Task prompt: Within these entries, how many lines contain the word "browser"? Answer with the number alone.

Extracted entries:
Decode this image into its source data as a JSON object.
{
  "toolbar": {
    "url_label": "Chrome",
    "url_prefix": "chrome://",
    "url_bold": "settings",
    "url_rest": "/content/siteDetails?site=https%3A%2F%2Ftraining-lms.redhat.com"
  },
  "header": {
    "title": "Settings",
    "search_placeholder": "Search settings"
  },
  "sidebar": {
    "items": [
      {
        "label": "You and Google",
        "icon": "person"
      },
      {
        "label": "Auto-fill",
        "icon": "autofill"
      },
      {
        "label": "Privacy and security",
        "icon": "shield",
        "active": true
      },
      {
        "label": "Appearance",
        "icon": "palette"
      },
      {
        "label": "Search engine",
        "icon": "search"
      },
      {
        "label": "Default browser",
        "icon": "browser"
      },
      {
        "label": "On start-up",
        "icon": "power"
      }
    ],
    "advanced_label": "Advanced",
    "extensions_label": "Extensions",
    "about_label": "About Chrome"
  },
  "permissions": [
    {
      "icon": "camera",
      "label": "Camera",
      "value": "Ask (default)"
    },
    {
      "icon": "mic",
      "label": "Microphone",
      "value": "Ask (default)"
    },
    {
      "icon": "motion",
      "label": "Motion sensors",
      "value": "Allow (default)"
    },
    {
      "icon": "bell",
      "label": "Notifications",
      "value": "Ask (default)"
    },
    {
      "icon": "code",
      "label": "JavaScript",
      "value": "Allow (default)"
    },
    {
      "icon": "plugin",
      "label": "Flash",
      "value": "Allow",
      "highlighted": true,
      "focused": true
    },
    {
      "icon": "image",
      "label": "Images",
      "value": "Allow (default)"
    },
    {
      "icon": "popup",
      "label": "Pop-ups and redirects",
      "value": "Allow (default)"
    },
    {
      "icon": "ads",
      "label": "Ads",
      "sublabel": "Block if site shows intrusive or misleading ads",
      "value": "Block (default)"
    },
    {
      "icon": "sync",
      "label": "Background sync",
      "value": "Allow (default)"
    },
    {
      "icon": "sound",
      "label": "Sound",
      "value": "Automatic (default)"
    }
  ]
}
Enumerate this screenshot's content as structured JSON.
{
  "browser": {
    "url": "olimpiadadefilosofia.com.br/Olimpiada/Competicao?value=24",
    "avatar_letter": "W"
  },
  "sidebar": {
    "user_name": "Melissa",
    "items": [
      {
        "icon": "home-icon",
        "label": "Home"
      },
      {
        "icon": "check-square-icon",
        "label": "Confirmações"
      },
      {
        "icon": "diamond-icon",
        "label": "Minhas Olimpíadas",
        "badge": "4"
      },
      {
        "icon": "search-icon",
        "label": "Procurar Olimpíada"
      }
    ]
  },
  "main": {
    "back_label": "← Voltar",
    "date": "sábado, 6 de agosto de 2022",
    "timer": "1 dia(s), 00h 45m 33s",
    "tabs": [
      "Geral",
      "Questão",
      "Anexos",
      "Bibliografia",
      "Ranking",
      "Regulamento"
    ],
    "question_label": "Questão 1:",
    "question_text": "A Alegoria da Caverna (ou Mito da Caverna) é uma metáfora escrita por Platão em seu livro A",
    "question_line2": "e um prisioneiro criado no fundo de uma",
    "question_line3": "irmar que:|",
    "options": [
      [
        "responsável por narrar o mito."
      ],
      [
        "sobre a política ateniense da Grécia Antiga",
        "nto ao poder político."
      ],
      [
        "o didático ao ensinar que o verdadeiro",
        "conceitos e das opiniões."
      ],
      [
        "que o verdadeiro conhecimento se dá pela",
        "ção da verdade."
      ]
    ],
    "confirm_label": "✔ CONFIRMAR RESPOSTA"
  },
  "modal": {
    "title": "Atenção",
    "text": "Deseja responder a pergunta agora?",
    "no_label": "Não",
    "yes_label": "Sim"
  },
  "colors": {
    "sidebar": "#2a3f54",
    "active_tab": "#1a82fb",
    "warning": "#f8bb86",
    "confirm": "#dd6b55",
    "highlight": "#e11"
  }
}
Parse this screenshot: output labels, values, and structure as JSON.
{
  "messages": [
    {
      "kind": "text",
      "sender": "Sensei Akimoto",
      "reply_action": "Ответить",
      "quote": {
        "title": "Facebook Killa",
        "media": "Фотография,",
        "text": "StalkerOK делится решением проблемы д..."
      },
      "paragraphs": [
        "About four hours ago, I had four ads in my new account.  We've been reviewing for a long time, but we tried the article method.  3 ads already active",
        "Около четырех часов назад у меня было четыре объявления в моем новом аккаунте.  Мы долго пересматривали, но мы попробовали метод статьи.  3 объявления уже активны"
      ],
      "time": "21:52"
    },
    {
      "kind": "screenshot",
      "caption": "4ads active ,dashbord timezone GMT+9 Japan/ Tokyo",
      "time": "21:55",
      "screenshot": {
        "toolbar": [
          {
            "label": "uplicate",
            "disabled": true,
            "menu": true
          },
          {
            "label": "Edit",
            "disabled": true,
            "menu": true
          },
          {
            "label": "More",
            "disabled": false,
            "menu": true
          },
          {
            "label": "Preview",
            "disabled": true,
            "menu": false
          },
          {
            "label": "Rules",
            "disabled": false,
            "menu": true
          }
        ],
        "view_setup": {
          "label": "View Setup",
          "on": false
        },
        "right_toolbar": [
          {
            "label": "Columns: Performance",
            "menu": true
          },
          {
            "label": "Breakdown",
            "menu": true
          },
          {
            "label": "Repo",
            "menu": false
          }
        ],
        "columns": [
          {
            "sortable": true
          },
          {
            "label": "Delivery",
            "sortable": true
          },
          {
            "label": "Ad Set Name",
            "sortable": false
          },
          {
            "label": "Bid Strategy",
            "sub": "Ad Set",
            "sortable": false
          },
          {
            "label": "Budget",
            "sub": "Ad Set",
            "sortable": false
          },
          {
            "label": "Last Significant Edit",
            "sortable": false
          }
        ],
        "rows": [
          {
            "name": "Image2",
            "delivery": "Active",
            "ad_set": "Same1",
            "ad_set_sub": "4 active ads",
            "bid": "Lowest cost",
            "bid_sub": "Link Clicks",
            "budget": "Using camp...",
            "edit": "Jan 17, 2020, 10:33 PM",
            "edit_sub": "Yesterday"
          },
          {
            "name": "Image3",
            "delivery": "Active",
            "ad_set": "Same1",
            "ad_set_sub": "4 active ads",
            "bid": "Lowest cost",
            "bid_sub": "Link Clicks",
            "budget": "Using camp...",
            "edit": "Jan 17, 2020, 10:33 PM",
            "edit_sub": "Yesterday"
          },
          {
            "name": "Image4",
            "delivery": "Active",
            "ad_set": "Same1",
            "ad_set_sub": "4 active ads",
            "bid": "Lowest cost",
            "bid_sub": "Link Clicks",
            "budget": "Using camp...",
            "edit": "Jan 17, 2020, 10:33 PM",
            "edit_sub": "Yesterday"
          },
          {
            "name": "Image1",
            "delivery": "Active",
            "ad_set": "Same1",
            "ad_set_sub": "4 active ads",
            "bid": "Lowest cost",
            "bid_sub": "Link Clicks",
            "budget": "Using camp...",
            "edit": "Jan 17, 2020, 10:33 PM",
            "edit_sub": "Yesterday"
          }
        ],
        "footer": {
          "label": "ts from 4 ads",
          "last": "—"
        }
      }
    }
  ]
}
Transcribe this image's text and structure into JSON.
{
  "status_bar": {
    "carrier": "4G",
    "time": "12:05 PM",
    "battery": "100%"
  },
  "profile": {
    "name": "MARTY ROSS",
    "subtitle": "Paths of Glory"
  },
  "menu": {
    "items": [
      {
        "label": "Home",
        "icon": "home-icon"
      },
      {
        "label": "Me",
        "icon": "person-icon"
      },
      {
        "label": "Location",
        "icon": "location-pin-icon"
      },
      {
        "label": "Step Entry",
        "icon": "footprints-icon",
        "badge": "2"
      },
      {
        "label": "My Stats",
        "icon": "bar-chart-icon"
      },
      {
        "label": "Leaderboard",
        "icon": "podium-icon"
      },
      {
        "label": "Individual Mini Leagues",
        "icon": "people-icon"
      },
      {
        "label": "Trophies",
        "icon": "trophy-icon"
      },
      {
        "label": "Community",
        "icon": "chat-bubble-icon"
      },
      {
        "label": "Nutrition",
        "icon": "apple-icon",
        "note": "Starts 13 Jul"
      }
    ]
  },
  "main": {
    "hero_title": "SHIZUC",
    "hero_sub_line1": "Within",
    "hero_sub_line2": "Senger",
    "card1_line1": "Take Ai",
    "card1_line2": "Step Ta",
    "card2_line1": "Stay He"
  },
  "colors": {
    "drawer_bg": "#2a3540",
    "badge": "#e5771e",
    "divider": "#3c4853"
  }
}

Exercise solution: 3